5 Ways to Support Today’s Young Women Leaders
From Stephenie Foster
Young women aren’t future women leaders. They are women leaders. Period.
Last month, I participated in two events that drove home that point. First, I spoke at the kick-off event for Gender Balance Consulting, a student-led organization at the University of Pennsylvania’s Wharton School founded to increase its clients’ commitment to gender equality. Second, I moderated a panel on pathways to leadership for young women, cosponsored by the Girls Scouts of the Nation’s Capital, American University’s School of Public Affairs, and my firm, Smash Strategies.
The young women involved in these events are engaged across diverse issues: women’s economic participation, anti-bullying, building leadership. We need their voices in every place where decisions are made. While 56 percent of college students are women, only 40 percent of colleges have women student body presidents. Running for student government is important because those who do are 11 percent more likely to run for political office. (And, forty percent of women currently in Congress were involved in student government.)
We need to value and validate the leadership of these young women and support their work. Here are five ways we can play a role in their success:

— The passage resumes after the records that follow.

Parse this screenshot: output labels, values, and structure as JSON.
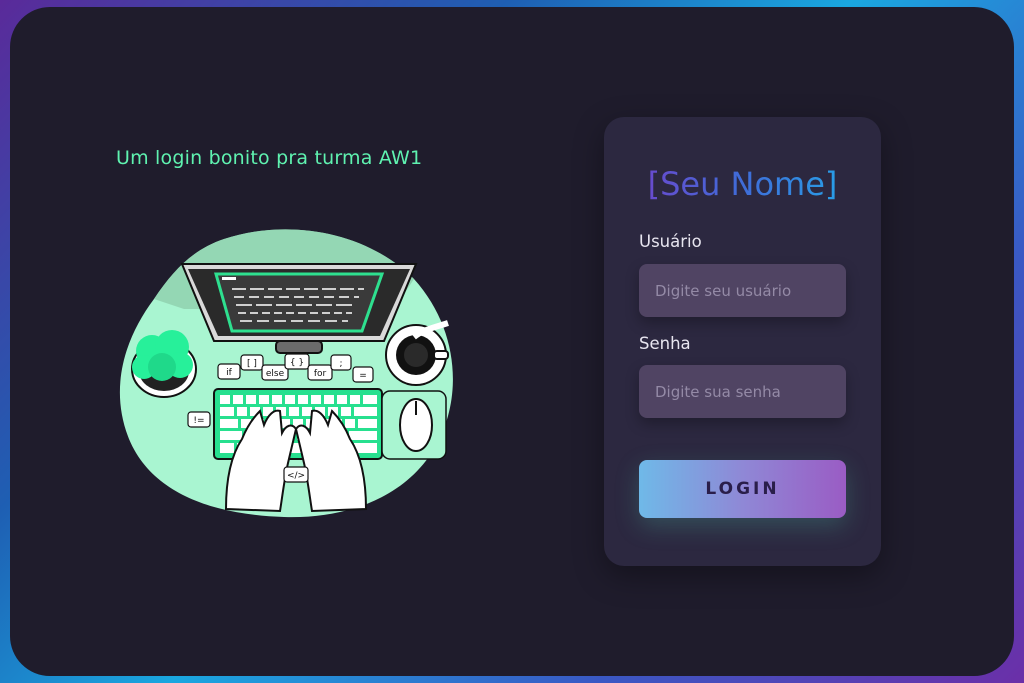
{
  "tagline": "Um login bonito pra turma AW1",
  "illustration": {
    "keys": [
      "if",
      "[ ]",
      "else",
      "{ }",
      "for",
      ";",
      "=",
      "!=",
      "</>"
    ]
  },
  "form": {
    "title": "[Seu Nome]",
    "username": {
      "label": "Usuário",
      "placeholder": "Digite seu usuário",
      "value": ""
    },
    "password": {
      "label": "Senha",
      "placeholder": "Digite sua senha",
      "value": ""
    },
    "submit_label": "LOGIN"
  },
  "colors": {
    "accent_green": "#5ff2b0",
    "panel_bg": "#1f1c2c",
    "card_bg": "#2c2840",
    "input_bg": "#504463"
  }
}
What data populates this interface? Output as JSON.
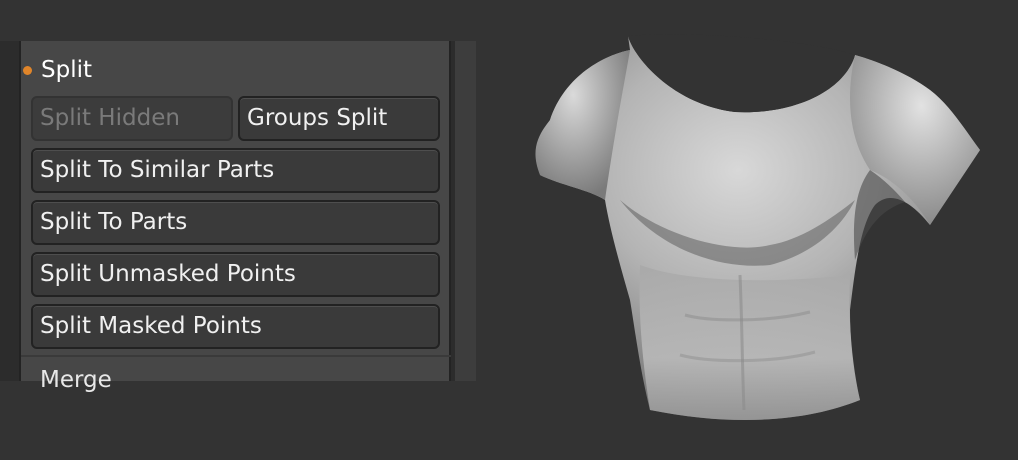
{
  "panel": {
    "section_title": "Split",
    "buttons": {
      "split_hidden": "Split Hidden",
      "groups_split": "Groups Split",
      "split_to_similar_parts": "Split To Similar Parts",
      "split_to_parts": "Split To Parts",
      "split_unmasked_points": "Split Unmasked Points",
      "split_masked_points": "Split Masked Points"
    },
    "next_section_title": "Merge"
  },
  "colors": {
    "background": "#333333",
    "panel": "#474747",
    "button": "#3a3a3a",
    "active_indicator": "#e0852a",
    "disabled_text": "#7a7a7a"
  },
  "viewport": {
    "model": "torso-mesh"
  }
}
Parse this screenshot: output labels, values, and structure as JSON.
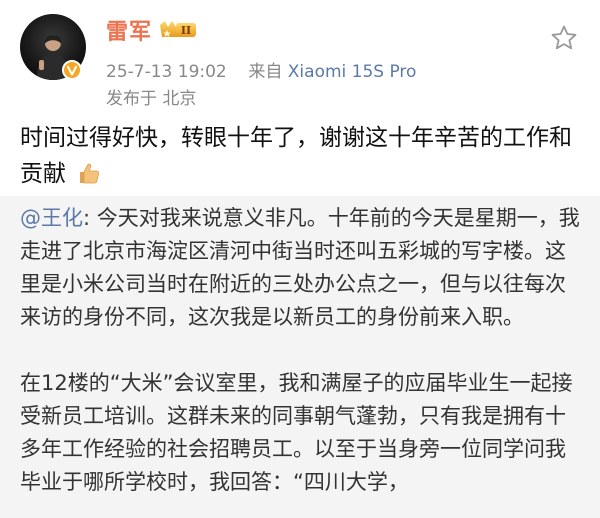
{
  "user": {
    "name": "雷军",
    "level_badge": "II",
    "timestamp": "25-7-13 19:02",
    "source_prefix": "来自",
    "source": "Xiaomi 15S Pro",
    "location": "发布于 北京"
  },
  "post": {
    "text": "时间过得好快，转眼十年了，谢谢这十年辛苦的工作和贡献"
  },
  "quote": {
    "mention": "@王化",
    "paragraph1_rest": ": 今天对我来说意义非凡。十年前的今天是星期一，我走进了北京市海淀区清河中街当时还叫五彩城的写字楼。这里是小米公司当时在附近的三处办公点之一，但与以往每次来访的身份不同，这次我是以新员工的身份前来入职。",
    "paragraph2": "在12楼的“大米”会议室里，我和满屋子的应届毕业生一起接受新员工培训。这群未来的同事朝气蓬勃，只有我是拥有十多年工作经验的社会招聘员工。以至于当身旁一位同学问我毕业于哪所学校时，我回答：“四川大学，"
  },
  "colors": {
    "username": "#eb7350",
    "link": "#5b7aa8",
    "quote_bg": "#f4f4f4"
  },
  "icons": {
    "favorite": "star-outline-icon",
    "verified": "verified-badge-icon",
    "thumbs_up": "thumbs-up-emoji"
  }
}
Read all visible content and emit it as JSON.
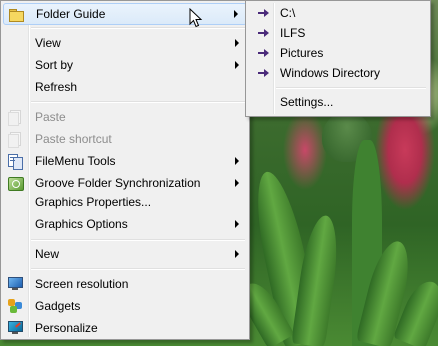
{
  "context_menu": {
    "items": [
      {
        "label": "Folder Guide",
        "icon": "folder-icon",
        "submenu": true,
        "highlighted": true
      },
      {
        "label": "View",
        "submenu": true
      },
      {
        "label": "Sort by",
        "submenu": true
      },
      {
        "label": "Refresh"
      },
      {
        "label": "Paste",
        "icon": "paste-icon",
        "disabled": true
      },
      {
        "label": "Paste shortcut",
        "icon": "paste-shortcut-icon",
        "disabled": true
      },
      {
        "label": "FileMenu Tools",
        "icon": "filemenu-tools-icon",
        "submenu": true
      },
      {
        "label": "Groove Folder Synchronization",
        "icon": "groove-icon",
        "submenu": true
      },
      {
        "label": "Graphics Properties..."
      },
      {
        "label": "Graphics Options",
        "submenu": true
      },
      {
        "label": "New",
        "submenu": true
      },
      {
        "label": "Screen resolution",
        "icon": "screen-resolution-icon"
      },
      {
        "label": "Gadgets",
        "icon": "gadgets-icon"
      },
      {
        "label": "Personalize",
        "icon": "personalize-icon"
      }
    ]
  },
  "folder_guide_submenu": {
    "items": [
      {
        "label": "C:\\",
        "icon": "arrow-right-icon"
      },
      {
        "label": "ILFS",
        "icon": "arrow-right-icon"
      },
      {
        "label": "Pictures",
        "icon": "arrow-right-icon"
      },
      {
        "label": "Windows Directory",
        "icon": "arrow-right-icon"
      },
      {
        "label": "Settings..."
      }
    ]
  },
  "colors": {
    "menu_background": "#f0f0f0",
    "menu_border": "#979797",
    "highlight": "#dbeaf9",
    "submenu_arrow": "#4a2a7a"
  }
}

“If you can’t see it, you can’t be it.” We all know this mantra. Talent and skill matter but so does seeing someone like you as a diplomat, a scientist, a lawyer, a doctor, fill-in-the-blank. Young women need diverse role models, and we need to be accessible to them and tell our stories. Women can learn from men, but men can’t give advice on navigating the workplace (or the world) as a woman. The panel on young women’s leadership featured such a group of speakers. One panelist discussed her challenges being an African-American woman and a corrections officer, another around being a working mom.
It’s not only about doing the job well, it’s about claiming credit. Women often don’t get the credit or the visibility as experts we deserve. Young women aren’t always encouraged to promote themselves and don’t hear that many women’s public voices. For example, men dominate the Sunday morning talk shows, filling eight of the 10 most frequent guest seats. And, less than 15 percent of the millions of quotes shared every dayare by women and girls. This needs to change. We must encourage young women to write blogs and books, place them as speakers on panels, book them for media appearances, and nominate them for awards. Exposure is a validator.
Networks are important to success. Building a network starts from a young age (the school you attended, your sports team). Knowing a lot of people isn’t enough. We can help young women expand their networks by inviting them to events as our guests, by introducing them to others who can open doors, by giving them feedback on ideas, and by helping them find someone to build their skill set.
Confidence can be learned. In the Confidence Code, Katty Kay and Claire Shipman write about the confidence gap: women don’t consider themselves as ready for promotions as men do, predict they’ll do worse on tests, and overall underestimate their abilities. But, research demonstrates that acting confident can build that skill. Getting in the game makes a difference. We need to give constructive feedback to young women and give them opportunities to practice confident behavior. And, we should complement young women for their smarts and accomplishments, not just their looks.
We need to engage young men. As young women build their leadership portfolio, it’s important to engage other women and men. The work to empower women can’t be seen as a “zero-sum” game; it must expand opportunity for everyone. Men were about 20 percent of the audience at the Wharton School event, which helped to bring men into the conversation about the need for diversity in business leadership. We can encourage young women to engage young men, but we can do so as well.
Young women are coming into their own as leaders — not only of specific projects and companies — but of a culture that brings out the best in everyone. Together we can expand their reach and propel them further and faster. Let’s do it.